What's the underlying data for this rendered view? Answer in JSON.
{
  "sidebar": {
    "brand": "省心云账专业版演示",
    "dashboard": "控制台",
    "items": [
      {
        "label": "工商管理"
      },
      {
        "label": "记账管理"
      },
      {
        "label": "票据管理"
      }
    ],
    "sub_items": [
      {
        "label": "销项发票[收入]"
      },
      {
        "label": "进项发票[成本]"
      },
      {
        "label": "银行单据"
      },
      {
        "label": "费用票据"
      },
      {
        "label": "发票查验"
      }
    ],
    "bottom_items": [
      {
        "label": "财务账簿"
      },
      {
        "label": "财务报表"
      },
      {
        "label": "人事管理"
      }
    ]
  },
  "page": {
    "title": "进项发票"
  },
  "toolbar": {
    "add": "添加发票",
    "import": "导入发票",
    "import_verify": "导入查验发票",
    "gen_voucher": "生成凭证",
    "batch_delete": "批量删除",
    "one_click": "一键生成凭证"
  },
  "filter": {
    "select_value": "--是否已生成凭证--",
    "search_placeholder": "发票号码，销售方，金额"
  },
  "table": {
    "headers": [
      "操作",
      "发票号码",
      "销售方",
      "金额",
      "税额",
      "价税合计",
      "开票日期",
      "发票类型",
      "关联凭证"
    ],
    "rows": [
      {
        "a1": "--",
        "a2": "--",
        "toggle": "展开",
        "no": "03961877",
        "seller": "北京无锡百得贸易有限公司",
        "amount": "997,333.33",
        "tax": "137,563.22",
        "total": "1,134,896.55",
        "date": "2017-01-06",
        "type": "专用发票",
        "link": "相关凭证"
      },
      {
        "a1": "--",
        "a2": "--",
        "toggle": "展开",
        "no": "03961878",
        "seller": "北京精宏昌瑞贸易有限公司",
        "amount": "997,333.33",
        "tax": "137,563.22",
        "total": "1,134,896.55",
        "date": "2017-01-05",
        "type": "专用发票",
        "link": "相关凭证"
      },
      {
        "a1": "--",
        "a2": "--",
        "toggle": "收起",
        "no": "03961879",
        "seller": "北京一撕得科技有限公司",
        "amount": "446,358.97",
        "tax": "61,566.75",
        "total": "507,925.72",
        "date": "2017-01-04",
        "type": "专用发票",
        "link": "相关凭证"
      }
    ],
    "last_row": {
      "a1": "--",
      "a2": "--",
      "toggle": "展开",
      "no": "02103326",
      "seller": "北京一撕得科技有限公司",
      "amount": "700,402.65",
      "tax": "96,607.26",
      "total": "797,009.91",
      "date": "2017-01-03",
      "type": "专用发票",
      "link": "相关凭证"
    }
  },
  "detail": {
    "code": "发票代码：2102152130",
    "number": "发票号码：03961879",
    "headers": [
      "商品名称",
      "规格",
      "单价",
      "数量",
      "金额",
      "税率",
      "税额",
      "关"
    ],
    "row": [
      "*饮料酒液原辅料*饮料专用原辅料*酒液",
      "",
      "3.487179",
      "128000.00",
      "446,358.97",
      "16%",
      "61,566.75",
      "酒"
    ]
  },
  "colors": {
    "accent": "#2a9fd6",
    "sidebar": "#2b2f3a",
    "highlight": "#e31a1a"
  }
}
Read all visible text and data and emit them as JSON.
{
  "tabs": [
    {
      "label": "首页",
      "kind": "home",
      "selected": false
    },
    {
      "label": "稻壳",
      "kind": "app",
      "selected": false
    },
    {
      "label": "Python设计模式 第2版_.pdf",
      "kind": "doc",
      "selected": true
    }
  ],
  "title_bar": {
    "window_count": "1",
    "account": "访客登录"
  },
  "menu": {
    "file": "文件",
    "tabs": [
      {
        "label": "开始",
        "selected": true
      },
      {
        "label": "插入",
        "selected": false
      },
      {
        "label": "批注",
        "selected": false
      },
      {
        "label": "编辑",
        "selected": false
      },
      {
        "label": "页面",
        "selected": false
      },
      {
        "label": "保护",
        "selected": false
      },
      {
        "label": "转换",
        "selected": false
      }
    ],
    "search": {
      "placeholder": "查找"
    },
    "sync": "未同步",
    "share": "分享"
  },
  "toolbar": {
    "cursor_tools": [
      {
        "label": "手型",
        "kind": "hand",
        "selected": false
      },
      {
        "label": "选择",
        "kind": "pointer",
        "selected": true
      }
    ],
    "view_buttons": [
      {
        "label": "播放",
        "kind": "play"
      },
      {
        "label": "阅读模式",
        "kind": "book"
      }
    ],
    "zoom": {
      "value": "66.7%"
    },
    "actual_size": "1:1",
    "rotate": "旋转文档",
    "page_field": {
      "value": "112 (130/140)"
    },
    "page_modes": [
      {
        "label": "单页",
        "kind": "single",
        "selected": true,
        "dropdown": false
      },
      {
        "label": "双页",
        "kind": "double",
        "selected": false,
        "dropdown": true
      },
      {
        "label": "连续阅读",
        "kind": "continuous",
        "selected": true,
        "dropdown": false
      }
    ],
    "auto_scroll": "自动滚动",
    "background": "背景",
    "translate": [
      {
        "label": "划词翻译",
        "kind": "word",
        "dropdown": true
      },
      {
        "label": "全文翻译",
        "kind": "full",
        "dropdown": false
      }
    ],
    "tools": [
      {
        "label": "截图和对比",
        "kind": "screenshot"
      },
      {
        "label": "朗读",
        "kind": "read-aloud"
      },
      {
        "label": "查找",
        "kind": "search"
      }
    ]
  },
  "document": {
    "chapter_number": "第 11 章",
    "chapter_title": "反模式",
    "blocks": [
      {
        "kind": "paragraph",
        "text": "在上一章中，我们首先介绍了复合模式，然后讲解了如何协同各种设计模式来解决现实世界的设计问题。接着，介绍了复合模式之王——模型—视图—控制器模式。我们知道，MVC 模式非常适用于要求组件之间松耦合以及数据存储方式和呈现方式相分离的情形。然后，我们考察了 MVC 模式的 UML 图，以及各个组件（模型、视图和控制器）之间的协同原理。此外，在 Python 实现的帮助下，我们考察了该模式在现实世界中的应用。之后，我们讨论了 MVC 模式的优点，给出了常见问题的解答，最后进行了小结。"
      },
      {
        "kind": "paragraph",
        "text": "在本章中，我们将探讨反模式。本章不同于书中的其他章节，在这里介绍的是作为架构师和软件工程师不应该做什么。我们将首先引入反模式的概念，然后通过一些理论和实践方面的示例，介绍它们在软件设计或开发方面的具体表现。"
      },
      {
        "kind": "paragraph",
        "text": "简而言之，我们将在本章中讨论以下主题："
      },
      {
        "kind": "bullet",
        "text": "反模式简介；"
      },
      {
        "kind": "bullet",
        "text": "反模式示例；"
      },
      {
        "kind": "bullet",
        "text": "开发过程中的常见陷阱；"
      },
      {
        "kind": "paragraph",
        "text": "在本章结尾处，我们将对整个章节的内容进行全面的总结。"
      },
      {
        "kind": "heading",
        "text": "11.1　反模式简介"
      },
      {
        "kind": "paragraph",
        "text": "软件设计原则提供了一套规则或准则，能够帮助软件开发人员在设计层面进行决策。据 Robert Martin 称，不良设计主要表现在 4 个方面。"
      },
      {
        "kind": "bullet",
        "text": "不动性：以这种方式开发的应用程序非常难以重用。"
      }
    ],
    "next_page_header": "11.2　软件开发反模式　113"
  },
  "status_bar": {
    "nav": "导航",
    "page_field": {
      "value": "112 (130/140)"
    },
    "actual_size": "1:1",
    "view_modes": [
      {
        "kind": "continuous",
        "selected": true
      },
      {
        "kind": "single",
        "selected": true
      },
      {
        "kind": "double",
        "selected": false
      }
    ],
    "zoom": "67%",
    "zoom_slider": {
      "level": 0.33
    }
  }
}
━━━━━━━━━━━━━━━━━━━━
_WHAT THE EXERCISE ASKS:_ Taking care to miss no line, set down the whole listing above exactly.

_SOLUTION FOR THIS TASK:_
What's the underlying data for this rendered view? Answer in JSON.
{
  "sidebar": {
    "brand": "省心云账专业版演示",
    "dashboard": "控制台",
    "items": [
      {
        "label": "工商管理"
      },
      {
        "label": "记账管理"
      },
      {
        "label": "票据管理"
      }
    ],
    "sub_items": [
      {
        "label": "销项发票[收入]"
      },
      {
        "label": "进项发票[成本]"
      },
      {
        "label": "银行单据"
      },
      {
        "label": "费用票据"
      },
      {
        "label": "发票查验"
      }
    ],
    "bottom_items": [
      {
        "label": "财务账簿"
      },
      {
        "label": "财务报表"
      },
      {
        "label": "人事管理"
      }
    ]
  },
  "page": {
    "title": "进项发票"
  },
  "toolbar": {
    "add": "添加发票",
    "import": "导入发票",
    "import_verify": "导入查验发票",
    "gen_voucher": "生成凭证",
    "batch_delete": "批量删除",
    "one_click": "一键生成凭证"
  },
  "filter": {
    "select_value": "--是否已生成凭证--",
    "search_placeholder": "发票号码，销售方，金额"
  },
  "table": {
    "headers": [
      "操作",
      "发票号码",
      "销售方",
      "金额",
      "税额",
      "价税合计",
      "开票日期",
      "发票类型",
      "关联凭证"
    ],
    "rows": [
      {
        "a1": "--",
        "a2": "--",
        "toggle": "展开",
        "no": "03961877",
        "seller": "北京无锡百得贸易有限公司",
        "amount": "997,333.33",
        "tax": "137,563.22",
        "total": "1,134,896.55",
        "date": "2017-01-06",
        "type": "专用发票",
        "link": "相关凭证"
      },
      {
        "a1": "--",
        "a2": "--",
        "toggle": "展开",
        "no": "03961878",
        "seller": "北京精宏昌瑞贸易有限公司",
        "amount": "997,333.33",
        "tax": "137,563.22",
        "total": "1,134,896.55",
        "date": "2017-01-05",
        "type": "专用发票",
        "link": "相关凭证"
      },
      {
        "a1": "--",
        "a2": "--",
        "toggle": "收起",
        "no": "03961879",
        "seller": "北京一撕得科技有限公司",
        "amount": "446,358.97",
        "tax": "61,566.75",
        "total": "507,925.72",
        "date": "2017-01-04",
        "type": "专用发票",
        "link": "相关凭证"
      }
    ],
    "last_row": {
      "a1": "--",
      "a2": "--",
      "toggle": "展开",
      "no": "02103326",
      "seller": "北京一撕得科技有限公司",
      "amount": "700,402.65",
      "tax": "96,607.26",
      "total": "797,009.91",
      "date": "2017-01-03",
      "type": "专用发票",
      "link": "相关凭证"
    }
  },
  "detail": {
    "code": "发票代码：2102152130",
    "number": "发票号码：03961879",
    "headers": [
      "商品名称",
      "规格",
      "单价",
      "数量",
      "金额",
      "税率",
      "税额",
      "关"
    ],
    "row": [
      "*饮料酒液原辅料*饮料专用原辅料*酒液",
      "",
      "3.487179",
      "128000.00",
      "446,358.97",
      "16%",
      "61,566.75",
      "酒"
    ]
  },
  "colors": {
    "accent": "#2a9fd6",
    "sidebar": "#2b2f3a",
    "highlight": "#e31a1a"
  }
}
Read all visible text and data and emit them as JSON.
{
  "tabs": [
    {
      "label": "首页",
      "kind": "home",
      "selected": false
    },
    {
      "label": "稻壳",
      "kind": "app",
      "selected": false
    },
    {
      "label": "Python设计模式 第2版_.pdf",
      "kind": "doc",
      "selected": true
    }
  ],
  "title_bar": {
    "window_count": "1",
    "account": "访客登录"
  },
  "menu": {
    "file": "文件",
    "tabs": [
      {
        "label": "开始",
        "selected": true
      },
      {
        "label": "插入",
        "selected": false
      },
      {
        "label": "批注",
        "selected": false
      },
      {
        "label": "编辑",
        "selected": false
      },
      {
        "label": "页面",
        "selected": false
      },
      {
        "label": "保护",
        "selected": false
      },
      {
        "label": "转换",
        "selected": false
      }
    ],
    "search": {
      "placeholder": "查找"
    },
    "sync": "未同步",
    "share": "分享"
  },
  "toolbar": {
    "cursor_tools": [
      {
        "label": "手型",
        "kind": "hand",
        "selected": false
      },
      {
        "label": "选择",
        "kind": "pointer",
        "selected": true
      }
    ],
    "view_buttons": [
      {
        "label": "播放",
        "kind": "play"
      },
      {
        "label": "阅读模式",
        "kind": "book"
      }
    ],
    "zoom": {
      "value": "66.7%"
    },
    "actual_size": "1:1",
    "rotate": "旋转文档",
    "page_field": {
      "value": "112 (130/140)"
    },
    "page_modes": [
      {
        "label": "单页",
        "kind": "single",
        "selected": true,
        "dropdown": false
      },
      {
        "label": "双页",
        "kind": "double",
        "selected": false,
        "dropdown": true
      },
      {
        "label": "连续阅读",
        "kind": "continuous",
        "selected": true,
        "dropdown": false
      }
    ],
    "auto_scroll": "自动滚动",
    "background": "背景",
    "translate": [
      {
        "label": "划词翻译",
        "kind": "word",
        "dropdown": true
      },
      {
        "label": "全文翻译",
        "kind": "full",
        "dropdown": false
      }
    ],
    "tools": [
      {
        "label": "截图和对比",
        "kind": "screenshot"
      },
      {
        "label": "朗读",
        "kind": "read-aloud"
      },
      {
        "label": "查找",
        "kind": "search"
      }
    ]
  },
  "document": {
    "chapter_number": "第 11 章",
    "chapter_title": "反模式",
    "blocks": [
      {
        "kind": "paragraph",
        "text": "在上一章中，我们首先介绍了复合模式，然后讲解了如何协同各种设计模式来解决现实世界的设计问题。接着，介绍了复合模式之王——模型—视图—控制器模式。我们知道，MVC 模式非常适用于要求组件之间松耦合以及数据存储方式和呈现方式相分离的情形。然后，我们考察了 MVC 模式的 UML 图，以及各个组件（模型、视图和控制器）之间的协同原理。此外，在 Python 实现的帮助下，我们考察了该模式在现实世界中的应用。之后，我们讨论了 MVC 模式的优点，给出了常见问题的解答，最后进行了小结。"
      },
      {
        "kind": "paragraph",
        "text": "在本章中，我们将探讨反模式。本章不同于书中的其他章节，在这里介绍的是作为架构师和软件工程师不应该做什么。我们将首先引入反模式的概念，然后通过一些理论和实践方面的示例，介绍它们在软件设计或开发方面的具体表现。"
      },
      {
        "kind": "paragraph",
        "text": "简而言之，我们将在本章中讨论以下主题："
      },
      {
        "kind": "bullet",
        "text": "反模式简介；"
      },
      {
        "kind": "bullet",
        "text": "反模式示例；"
      },
      {
        "kind": "bullet",
        "text": "开发过程中的常见陷阱；"
      },
      {
        "kind": "paragraph",
        "text": "在本章结尾处，我们将对整个章节的内容进行全面的总结。"
      },
      {
        "kind": "heading",
        "text": "11.1　反模式简介"
      },
      {
        "kind": "paragraph",
        "text": "软件设计原则提供了一套规则或准则，能够帮助软件开发人员在设计层面进行决策。据 Robert Martin 称，不良设计主要表现在 4 个方面。"
      },
      {
        "kind": "bullet",
        "text": "不动性：以这种方式开发的应用程序非常难以重用。"
      }
    ],
    "next_page_header": "11.2　软件开发反模式　113"
  },
  "status_bar": {
    "nav": "导航",
    "page_field": {
      "value": "112 (130/140)"
    },
    "actual_size": "1:1",
    "view_modes": [
      {
        "kind": "continuous",
        "selected": true
      },
      {
        "kind": "single",
        "selected": true
      },
      {
        "kind": "double",
        "selected": false
      }
    ],
    "zoom": "67%",
    "zoom_slider": {
      "level": 0.33
    }
  }
}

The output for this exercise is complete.